A Republican candidate for state schools superintendent outraised the incumbent 4-1 in the first three months of this year, their latest contributions reports show.
Challenger Joy Hofmeister raised $127,004 in January through March while state schools Superintendent Janet Barresi raised $31,600.
“It sends a strong signal that people are ready for a change,” Hofmeister said Thursday. “Clearly, Oklahomans are tired of the conflict, negativity, mismanagement, over-testing and computer glitches that have shut down the education process and put it into paralysis.”
Barresi has been concentrating on work, her campaign manager said.
“First and foremost, Janet is focused on the job she was elected to as state superintendent,” campaign manager Robyn Matthews said. “She is pleased with the financial support and encouragement she has received from those who understand we must continue to set higher standards and direct more money to the classroom. ... Our campaign will have whatever resources are necessary for success.”
Barresi, an Oklahoma City Republican, still is ahead overall in fundraising in that race, primarily because the dentist loaned her campaign $350,000 last year, reports show.
As of March 31, Barresi has raised $557,355.
Hofmeister, of Tulsa, has raised $448,668 as of March 31. She loaned herself $15,194, the records show.
Hofmeister is a former public schoolteacher who operates a math and reading program for children in south Tulsa.
Another Republican candidate, Brian S. Kelly, of Edmond, did not file a contributions report.
The latest campaign contribution reports were due Wednesday at the state Ethics Commission.
Four Democrats are seeking the schools superintendent position.
Raising the most so far among the Democrats is John Cox, of Peggs. His total is $192,497 as of March 31.
Also, as of March 31, Ivan Holmes, of Oklahoma City, raised $12,878; Freda Deskin, of Edmond, raised $164,695; and Jack Herron, of Norman, had $17,798.
Another Democrat, Donna Anderson, of Kingston, raised $48,736. She withdrew from the schools superintendent’s race in February because of health reasons.
In the governor’s race, Gov. Mary Fallin, an Oklahoma City Republican, raised $2,682,398 as of March 31, her report shows.
Fallin’s total includes more than $500,000 in donations in this year’s first three months.
Her two Republican challengers, Chad Moody, of Oklahoma City, and Dax Ewbank, of Guthrie, did not file contributions reports.

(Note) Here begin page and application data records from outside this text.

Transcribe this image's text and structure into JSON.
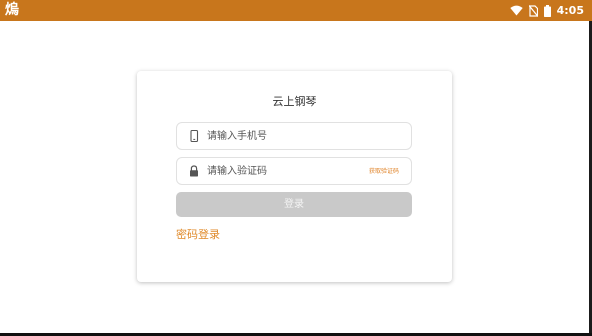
{
  "status_bar": {
    "app_glyph": "熓",
    "time": "4:05",
    "color": "#c8761c"
  },
  "login_card": {
    "title": "云上钢琴",
    "phone": {
      "placeholder": "请输入手机号",
      "value": ""
    },
    "code": {
      "placeholder": "请输入验证码",
      "value": "",
      "get_code_label": "获取验证码"
    },
    "login_label": "登录",
    "password_login_label": "密码登录",
    "accent_color": "#e08a2a",
    "disabled_button_color": "#c9c9c9"
  }
}
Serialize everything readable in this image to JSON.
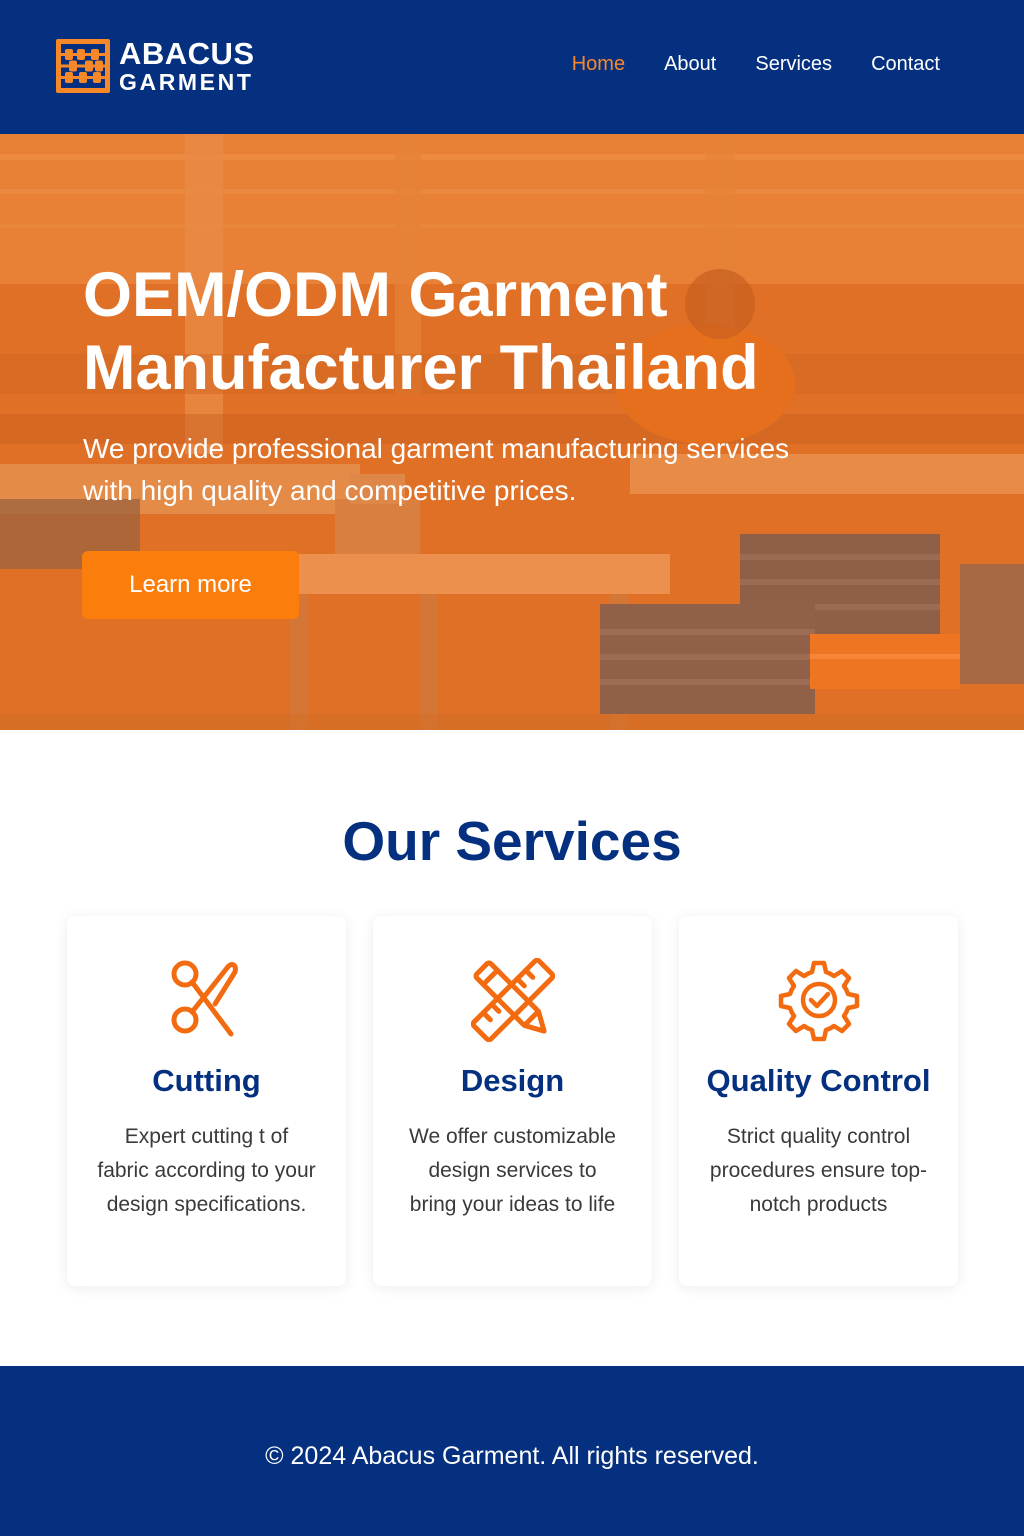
{
  "brand": {
    "name_line1": "ABACUS",
    "name_line2": "GARMENT",
    "primary_color": "#04307f",
    "accent_color": "#fb7d0c",
    "logo_icon": "abacus-icon"
  },
  "nav": {
    "items": [
      {
        "label": "Home",
        "active": true
      },
      {
        "label": "About",
        "active": false
      },
      {
        "label": "Services",
        "active": false
      },
      {
        "label": "Contact",
        "active": false
      }
    ]
  },
  "hero": {
    "title": "OEM/ODM Garment Manufacturer Thailand",
    "subtitle": "We provide professional garment manufacturing services with high quality and competitive prices.",
    "cta_label": "Learn more"
  },
  "services": {
    "heading": "Our Services",
    "cards": [
      {
        "icon": "scissors-icon",
        "title": "Cutting",
        "text": "Expert cutting t of fabric according to your design specifications."
      },
      {
        "icon": "pencil-ruler-icon",
        "title": "Design",
        "text": "We offer customizable design services to bring your ideas to life"
      },
      {
        "icon": "gear-check-icon",
        "title": "Quality Control",
        "text": "Strict quality control procedures ensure top-notch products"
      }
    ]
  },
  "footer": {
    "copyright": "© 2024 Abacus Garment. All rights reserved."
  }
}
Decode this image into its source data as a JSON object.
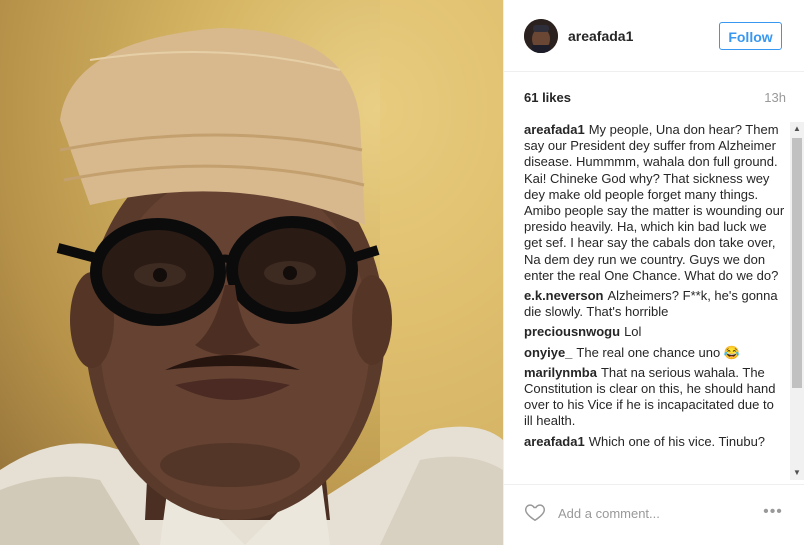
{
  "post": {
    "username": "areafada1",
    "follow_label": "Follow",
    "likes": "61 likes",
    "time": "13h"
  },
  "comments": [
    {
      "user": "areafada1",
      "text": "My people, Una don hear? Them say our President dey suffer from Alzheimer disease. Hummmm, wahala don full ground. Kai! Chineke God why? That sickness wey dey make old people forget many things. Amibo people say the matter is wounding our presido heavily. Ha, which kin bad luck we get sef. I hear say the cabals don take over, Na dem dey run we country. Guys we don enter the real One Chance. What do we do?"
    },
    {
      "user": "e.k.neverson",
      "text": "Alzheimers? F**k, he's gonna die slowly. That's horrible"
    },
    {
      "user": "preciousnwogu",
      "text": "Lol"
    },
    {
      "user": "onyiye_",
      "text": "The real one chance uno 😂"
    },
    {
      "user": "marilynmba",
      "text": "That na serious wahala. The Constitution is clear on this, he should hand over to his Vice if he is incapacitated due to ill health."
    },
    {
      "user": "areafada1",
      "text": "Which one of his vice. Tinubu?"
    }
  ],
  "footer": {
    "comment_placeholder": "Add a comment...",
    "more_label": "•••"
  },
  "icons": {
    "heart": "heart-icon",
    "more": "more-options-icon",
    "scroll_up": "scroll-up-arrow-icon",
    "scroll_down": "scroll-down-arrow-icon"
  },
  "colors": {
    "follow_blue": "#3897f0",
    "text": "#262626",
    "muted": "#999999"
  }
}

Another Republican, Randy Brogdon, of Owasso, raised $15,036 during his now-abandoned gubernatorial campaign. He is now running for U.S. Senate instead.
The only Democratic gubernatorial candidate, Joe Dorman, of Rush Springs, reported raising $276,601 as of March 31.
One independent candidate, Richard Prawdzienski, of Edmond, reported having no contributions as of March 31. The other independent, Kimberly Willis, of Oklahoma City, did not file a report.
In other races as of March 31, Lt. Gov. Todd Lamb, an Oklahoma City Republican, has raised $1,051,182.
“Todd Lamb is ... a competitor, so we take any challenge seriously. We are poised to share Todd’s vision for our state with voters,” a campaign spokesman said.
His Democratic challenger, Cathy Cummings, of Oklahoma City, has raised $10,920, her report shows.
Insurance Commissioner John Doak, a Tulsa Republican, has raised $399,866. His only challenger, Bill Viner, a Moore Republican, did not file a contributions report.
Labor Commissioner Mark Costello, an Edmond Republican, has raised more than $235,000, mostly from a personal loan last year.
His Democratic challenger, Mike Workman, of Tulsa, has raised $2,260.
Former state House Speaker Todd Hiett, R-Kellyville, has raised $114,900 in his bid to become a corporation commissioner while Sen. Cliff Branan, R-Oklahoma City, has raised $219,601.
State Senate President Pro Tem Brian Bingman, R-Sapulpa, has raised $222,495 toward re-election to his Senate seat. His only challenger, John Knecht, a Bristow Republican, did not report any contributions.
The state auditor, attorney general and treasurer drew no opponents, so they will not need their campaign funds for re-election.
As of March 31, Auditor and Inspector Gary Jones has raised $37,405, Attorney General Scott Pruitt has raised $345,439 and Treasurer Ken Miller has raised $332,219.